Let’s look at the five best gaming routers available right now.
1. The Best Wireless Gaming Router: Asus RT-AC5300
802.11ac | 802.11n | 4 x Gigabit Ethernet | 1 x USB 2.0 | 1 x USB 3.0 | Tri-band | MU-MIMO | 512 RAM | 1.4GHz Dual-Core processor | Dual WAN support
The Asus RT-AC5300 is a powerful gaming router that consistently scores highly across gaming and technology websites. The RT-AC5300 is a tri-band (dual band 5GHz, single 2.4GHz) MU-MIMO router with an excellent throughput rating. (The benefits of a tri-band router!)
Connectivity comes from 4 x Gigabit Ethernet ports along with wireless 802.11acn.
Furthermore, the RT-AC5300 has some of those cool IFTTT and smart home integrations, plus a delightful user interface to run your home network through. Oh, and it looks like a crazy upside-down spider. This alone should pique your interest, but are more antennas always better?)
The other features, including adaptive QoS, parental controls, dual WAN support, and the Asus Ai suite of router utilities make the Asus RT-AC5300 one of the best wireless gaming routers available.
Downsides? The single USB 3.0 port is a slight let-down but not a huge problem. Also, the RT-AC5300 is a fairly large router, so bear its larger-than-usual dimensions in mind before purchasing for a shoebox-sized New York apartment.
2. Powerful Gaming Router: Netgear Nighthawk XR700
802.11ad | 802.11ac | 802.11n | 7 x Gigabit Ethernet | 1 x 10 Gigabit SFP+ Ethernet | 2 x USB 3.0 | Tri-band | MU-MIMO | 1GB RAM | 1.7GHz Quad-Core processor
The Netgear Nighthawk XR700 is a router with some staggering specifications. The most notable—but also potentially most gimmicky—is the inclusion of the 802.11ad wireless standard.
The wireless “ad” standard theoretically transmits at up to 7,000Mbps (although Netgear suggests a maximum throughput of 4,600Mbps. However, it also uses frequencies in the 60GHz range (whereas your regular Wi-Fi uses either 2.4GHz or 5GHz).
Unless you have a device that operates in this frequency, you cannot make use of the additional throughput.
It is a quad-stream router that also packs in Beamforming+ to create more stable connections for a larger number of devices. Features such as geo-filtering (the router connects to the game server closest to your location to reduce lag), simultaneous dual-band Wi-Fi, and an additional 15 x 5GHz wireless channels give gamers more options than ever.
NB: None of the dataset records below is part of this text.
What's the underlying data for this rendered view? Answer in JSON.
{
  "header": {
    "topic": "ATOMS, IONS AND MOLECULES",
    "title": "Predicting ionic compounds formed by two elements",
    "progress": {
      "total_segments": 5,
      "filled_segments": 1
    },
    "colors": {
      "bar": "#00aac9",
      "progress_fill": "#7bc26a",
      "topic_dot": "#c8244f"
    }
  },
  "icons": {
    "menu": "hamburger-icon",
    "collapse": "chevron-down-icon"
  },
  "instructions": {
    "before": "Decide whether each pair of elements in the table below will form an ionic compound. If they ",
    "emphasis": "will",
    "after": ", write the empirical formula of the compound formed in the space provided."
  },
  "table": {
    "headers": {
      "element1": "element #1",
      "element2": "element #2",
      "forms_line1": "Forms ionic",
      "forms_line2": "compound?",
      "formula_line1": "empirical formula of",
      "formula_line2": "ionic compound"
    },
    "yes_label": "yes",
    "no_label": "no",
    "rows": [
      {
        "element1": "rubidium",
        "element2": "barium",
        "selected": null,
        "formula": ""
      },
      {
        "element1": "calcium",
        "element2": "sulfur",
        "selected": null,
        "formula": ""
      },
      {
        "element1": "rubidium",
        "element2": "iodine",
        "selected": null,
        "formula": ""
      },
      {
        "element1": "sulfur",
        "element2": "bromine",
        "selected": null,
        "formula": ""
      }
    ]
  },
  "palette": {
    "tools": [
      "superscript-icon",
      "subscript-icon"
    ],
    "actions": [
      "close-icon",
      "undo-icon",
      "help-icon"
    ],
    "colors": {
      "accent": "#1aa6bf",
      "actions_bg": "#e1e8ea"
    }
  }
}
(Here’s how you pick the best wireless channels for your home network.) Furthermore, the Nighthawk XR700 doubles up as a Plex Media Server and comes with a six-month Amazon Cloud Backup subscription.
Downsides? Well, it does come with a fairly hefty price tag. The 802.11ad is a great feature, but it is unlikely that many users will make use of this standard. At least, not at the current time. Similarly, not many devices use the quad-stream 802.11ac wireless standard. A great investment for the future, perhaps?
3. Excellent All-Round Gaming Router: Asus RT-AC86U
802.11ac | 802.11n | 4 x Gigabit Ethernet | 1 x USB 2.0 | 1 x USB 3.0 | Dual-band | MU-MIMO | 512MB RAM | 1.8GHz Dual-Core processor | Dual WAN support
Asus’ RT-AC-86U is an excellent all-rounder and a bit of a budget gaming router model to boot. Packing a slightly more powerful processor than the newer Asus RT-AC5300, the RT-AC86U is one of the best gaming routers around.
It has a sleek, sensible design featuring three antennas, but does come with a slightly restrictive vertical mount stand.
Under the hood, the RT-AC86U comes with a bunch of router features specifically for gamers. These include adaptive QoS settings, a friendly and relatively intuitive router dashboard, Game Boost with WTFast support, and MU-MIMO for multiple user connections.
Furthermore, the RT-AC86U comes equipped with several Asus Ai Suite utilities, such as Trend Micro AiProtection that blocks malware and enforces parental router controls. The RT-AC86U is certainly one of the best all-round gaming routers you can buy.
Downsides? Not many, actually. The RT-AC86U only has one USB 3.0 port which will frustrate some users. Also, some users will find the vertical stand irritating as the router must stay in one position.